TURQUOISE HISTORY AND MYTHOLOGY
The Turquoise stone has been used for longer, and across more cultures than almost any other gemstone. It was first used by the Ancient Egyptians, who began mining the stone in 3200 B.C. The name turquoise is derived from the French ‘pierre turquoise’, meaning ‘Turkish stone.’ Although the stones were first mined in central Asia, they reached Europe via the bazaars of Turkey.
Raw Turquoise via TurquoiseNews.com
Across cultures, turquoise has been fashioned into a variety of objects from weapons to amulets. The Navajos used turquoise to bring much needed rain by throwing a stone into a river while praying to the rain god. Apaches thought turquoise could enhance the accuracy of their weapons, and the Zunis believed it could protect them from demons. In central Asia, turquoise was incorporated into horse riding accessories, as the stone was believe to help keep riders from falling.
Vintage Native American Turquoise Ring via LUXXOR Vintage
SOUTHWESTERN TURQUOISE JEWELRY

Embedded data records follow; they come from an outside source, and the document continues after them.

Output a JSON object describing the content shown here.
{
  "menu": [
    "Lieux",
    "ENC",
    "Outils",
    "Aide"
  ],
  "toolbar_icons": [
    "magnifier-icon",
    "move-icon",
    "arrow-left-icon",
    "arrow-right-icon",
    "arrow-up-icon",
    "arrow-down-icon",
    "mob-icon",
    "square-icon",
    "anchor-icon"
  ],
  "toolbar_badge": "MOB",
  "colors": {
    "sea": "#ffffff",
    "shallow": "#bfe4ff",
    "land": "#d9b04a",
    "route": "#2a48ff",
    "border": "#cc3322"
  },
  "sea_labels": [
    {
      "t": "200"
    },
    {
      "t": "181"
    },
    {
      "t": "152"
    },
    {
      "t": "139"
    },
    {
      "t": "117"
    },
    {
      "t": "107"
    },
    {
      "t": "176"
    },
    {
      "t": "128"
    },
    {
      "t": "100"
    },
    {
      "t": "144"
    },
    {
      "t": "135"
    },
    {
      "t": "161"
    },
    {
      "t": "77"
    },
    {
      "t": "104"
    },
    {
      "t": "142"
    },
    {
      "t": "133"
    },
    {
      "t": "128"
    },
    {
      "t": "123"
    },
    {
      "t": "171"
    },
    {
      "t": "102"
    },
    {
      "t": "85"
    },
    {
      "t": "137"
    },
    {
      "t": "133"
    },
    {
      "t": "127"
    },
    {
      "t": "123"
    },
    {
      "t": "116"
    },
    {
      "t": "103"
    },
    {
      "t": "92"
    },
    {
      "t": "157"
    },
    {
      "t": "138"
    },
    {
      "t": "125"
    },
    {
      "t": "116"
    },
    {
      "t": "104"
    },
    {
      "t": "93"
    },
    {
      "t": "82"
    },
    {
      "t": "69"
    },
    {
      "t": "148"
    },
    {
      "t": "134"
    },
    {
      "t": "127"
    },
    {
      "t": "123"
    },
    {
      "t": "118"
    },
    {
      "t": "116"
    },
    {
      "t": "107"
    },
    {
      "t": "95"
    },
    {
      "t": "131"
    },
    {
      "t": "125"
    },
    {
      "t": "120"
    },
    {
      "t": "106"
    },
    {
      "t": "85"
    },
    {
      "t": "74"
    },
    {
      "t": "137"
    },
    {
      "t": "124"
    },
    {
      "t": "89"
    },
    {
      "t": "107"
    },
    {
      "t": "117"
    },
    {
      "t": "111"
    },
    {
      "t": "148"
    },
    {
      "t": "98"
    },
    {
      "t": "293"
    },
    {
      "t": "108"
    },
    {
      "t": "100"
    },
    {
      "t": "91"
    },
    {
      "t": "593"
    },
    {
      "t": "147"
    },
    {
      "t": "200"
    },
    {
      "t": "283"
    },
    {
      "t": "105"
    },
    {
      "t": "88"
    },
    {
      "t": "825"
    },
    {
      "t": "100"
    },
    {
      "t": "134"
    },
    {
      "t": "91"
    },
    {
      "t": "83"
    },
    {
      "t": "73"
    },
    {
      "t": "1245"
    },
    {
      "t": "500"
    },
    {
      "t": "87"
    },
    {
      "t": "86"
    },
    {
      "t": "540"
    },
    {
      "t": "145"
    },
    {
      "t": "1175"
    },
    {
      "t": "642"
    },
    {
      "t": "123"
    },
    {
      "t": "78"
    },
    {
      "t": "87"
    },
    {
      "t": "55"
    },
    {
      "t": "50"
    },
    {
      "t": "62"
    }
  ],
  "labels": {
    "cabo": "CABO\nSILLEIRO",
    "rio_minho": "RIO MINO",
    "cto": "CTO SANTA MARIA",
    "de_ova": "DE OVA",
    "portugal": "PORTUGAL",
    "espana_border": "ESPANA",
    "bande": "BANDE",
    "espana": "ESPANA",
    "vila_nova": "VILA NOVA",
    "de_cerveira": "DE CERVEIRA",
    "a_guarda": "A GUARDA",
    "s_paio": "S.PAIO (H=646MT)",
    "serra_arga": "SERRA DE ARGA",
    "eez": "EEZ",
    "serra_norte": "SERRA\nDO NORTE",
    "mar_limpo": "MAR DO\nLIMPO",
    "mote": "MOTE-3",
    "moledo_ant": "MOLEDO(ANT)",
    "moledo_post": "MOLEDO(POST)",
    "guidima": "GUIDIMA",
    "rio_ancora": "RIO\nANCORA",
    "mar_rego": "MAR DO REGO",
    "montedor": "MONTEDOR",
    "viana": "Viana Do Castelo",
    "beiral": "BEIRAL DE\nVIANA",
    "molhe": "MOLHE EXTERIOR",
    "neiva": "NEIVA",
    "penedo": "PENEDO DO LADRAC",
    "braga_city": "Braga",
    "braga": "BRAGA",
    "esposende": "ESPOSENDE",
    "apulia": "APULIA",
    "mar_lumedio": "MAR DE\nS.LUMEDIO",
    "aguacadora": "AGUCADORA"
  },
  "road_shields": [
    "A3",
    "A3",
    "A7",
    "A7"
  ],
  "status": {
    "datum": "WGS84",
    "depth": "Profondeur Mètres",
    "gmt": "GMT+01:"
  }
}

When most people think of turquoise in jewelry, they think of the silver and turquoise jewelry of the southwest. Most of this type of jewelry is made by the Navajo, Zuni, and Hopi Tribes. The Native Americans of the South West started making turquoise jewelry for trade in the late 1800s. They used locally mined turquoise, as well as stones brought over by Europeans from the Middle-East. The beauty of the stones combined with the workmanship of the Native American craftsman has made this type of jewelry extremely popular though the ages.
TURQUOISE IN VICTORIAN JEWELRY
In Victorian Jewelry, turquoise as a color was used to represent the wearer as royalty or an upper-class person. Turquoise stones were used in wedding jewelry to represent prosperity, youth, and innocent love. Turquoise can often be found in delicate Victorian rings with seed pearls or small diamonds; or on small love knot brooches, to be worn during the wedding ceremony. This is where the tradition of ‘something blue’ is derived.
Victorian Gold Ring With Turquoise and Diamonds via LUXXOR Vintage
In the late 1800′s when an extensive mourning routines became custom, turquoise was the stone of choice to introduce color into the mourning process. Turquoise was often used as mourning jewelry material for the Half-Mourning stage, and post Third Stage (Ordinary Stage). This was when the mourner was expected to begin to re-enter normal life post-mourning. This stage was introduced after twenty-one months and lasted for three months.
Victorian Gold Ring Turquoise and Seed Pearl c.1880s via LUXXOR Vintage
CARING FOR TURQUOISE JEWELRYTurquoise is a naturally soft and fragile stone. Much of the turquoise found on the market today has been stabilized with polymers to make it more durable and resistant to flaking ans scratching. For this reason turquoise jewelry should be stored separately in a jewelry pouch. Turquoise jewelry should also be kept away from lotions, hairspray, and other cosmetics.
For my current selection of turquoise jewelry click here.
The Book Of Stones by Robert Simmons & Naisha Ahsian
Indian Jewelry Of The American Southwest by William A Turnbaugh and Sarah Peabody Turnbaugh